WORKING DATA: Begin

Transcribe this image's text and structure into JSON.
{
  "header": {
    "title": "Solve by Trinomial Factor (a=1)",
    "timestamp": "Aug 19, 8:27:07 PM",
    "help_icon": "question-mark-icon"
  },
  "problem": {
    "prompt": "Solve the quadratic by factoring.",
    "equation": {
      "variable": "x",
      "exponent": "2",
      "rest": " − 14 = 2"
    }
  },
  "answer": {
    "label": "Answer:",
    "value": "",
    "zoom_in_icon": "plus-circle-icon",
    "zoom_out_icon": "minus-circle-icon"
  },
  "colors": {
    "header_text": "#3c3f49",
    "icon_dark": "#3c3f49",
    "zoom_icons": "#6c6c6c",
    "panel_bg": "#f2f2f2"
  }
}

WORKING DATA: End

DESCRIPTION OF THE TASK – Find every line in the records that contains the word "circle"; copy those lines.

RESPONSE FOR THIS EXERCISE –
    "zoom_in_icon": "plus-circle-icon",
    "zoom_out_icon": "minus-circle-icon"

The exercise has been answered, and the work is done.